An actor commits a crime of the fourth degree if, knowing that he is not licensed or privileged to do so, he photographs, films, videotapes, records, or otherwise reproduces in any manner, the image of the undergarment-clad intimate parts of another person, without that person’s consent and under circumstances in which a reasonable person would not expect to have his undergarment-clad intimate parts observed.
Notably, Nicholson’s case involved a dispute about whether or not he should have been charged with a fourth degree crime under the amended statute. However, the Appeals Court disagreed with this contention, as the victim’s buttocks and inner thighs were not covered. The Court explained that the purpose of the amendment was to expand the criminal offense of invasion of privacy to prohibit photographing or filming intimate parts even if they were not visible because they were concealed by undergarments.
New Jersey Invasion of Privacy Defense Lawyers
Clearly, the body of criminal case law in New Jersey is constantly being refined and expanded upon to reflect changes in technology and the way we live. At The Tormey Law Firm, our NJ criminal defense attorneys concentrate solely on this area of practice in order to remain at the forefront of current case law and to best defend our clients against criminal charges. If you have been charged with invasion of privacy or another crime in New Jersey, contact us today at (201)-556-1570 for a free consultation. With offices in Morristown, Hackensack, Middletown, New Brunswick, and Newark, we represent clients in courts across the state.

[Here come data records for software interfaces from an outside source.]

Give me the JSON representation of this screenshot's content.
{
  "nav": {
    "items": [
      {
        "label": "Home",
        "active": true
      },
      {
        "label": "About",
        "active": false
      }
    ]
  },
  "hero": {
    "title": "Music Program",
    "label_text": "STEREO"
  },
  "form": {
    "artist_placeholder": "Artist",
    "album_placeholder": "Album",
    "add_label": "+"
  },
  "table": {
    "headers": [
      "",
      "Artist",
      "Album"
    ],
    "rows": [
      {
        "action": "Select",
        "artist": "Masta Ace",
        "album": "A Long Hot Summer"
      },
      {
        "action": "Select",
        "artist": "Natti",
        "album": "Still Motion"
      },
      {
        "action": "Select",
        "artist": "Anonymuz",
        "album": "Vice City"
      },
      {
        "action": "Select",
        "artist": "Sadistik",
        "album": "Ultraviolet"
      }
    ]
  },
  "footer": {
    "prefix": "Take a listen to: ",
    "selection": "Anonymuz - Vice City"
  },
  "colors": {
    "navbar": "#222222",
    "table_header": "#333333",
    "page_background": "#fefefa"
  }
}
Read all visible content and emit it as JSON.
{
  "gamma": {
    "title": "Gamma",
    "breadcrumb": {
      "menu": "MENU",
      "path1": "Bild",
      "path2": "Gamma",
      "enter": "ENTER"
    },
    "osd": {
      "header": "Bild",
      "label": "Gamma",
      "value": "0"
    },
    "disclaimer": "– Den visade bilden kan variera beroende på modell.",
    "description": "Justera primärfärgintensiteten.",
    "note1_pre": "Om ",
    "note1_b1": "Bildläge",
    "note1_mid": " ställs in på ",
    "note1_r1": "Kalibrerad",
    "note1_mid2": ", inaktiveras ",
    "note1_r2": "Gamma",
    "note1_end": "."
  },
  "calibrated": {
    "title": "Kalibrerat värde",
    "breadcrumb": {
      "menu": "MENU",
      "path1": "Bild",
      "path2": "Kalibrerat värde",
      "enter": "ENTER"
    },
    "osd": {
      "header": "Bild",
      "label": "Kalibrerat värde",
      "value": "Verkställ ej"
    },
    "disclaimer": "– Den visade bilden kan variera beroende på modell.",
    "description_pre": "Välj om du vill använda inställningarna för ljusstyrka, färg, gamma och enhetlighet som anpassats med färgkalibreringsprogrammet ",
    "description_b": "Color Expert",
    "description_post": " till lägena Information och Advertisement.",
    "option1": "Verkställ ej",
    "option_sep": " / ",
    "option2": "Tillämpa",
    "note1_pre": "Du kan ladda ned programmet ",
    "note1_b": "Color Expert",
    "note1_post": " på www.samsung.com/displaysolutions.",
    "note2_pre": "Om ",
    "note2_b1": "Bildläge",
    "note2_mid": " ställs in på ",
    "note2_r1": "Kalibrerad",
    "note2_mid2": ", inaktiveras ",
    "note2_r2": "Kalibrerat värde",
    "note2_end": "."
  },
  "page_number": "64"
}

For additional information pertaining to this specific case, access the following article: Court Upholds Expansive Reading of ‘Upskirting’ Criminal Statute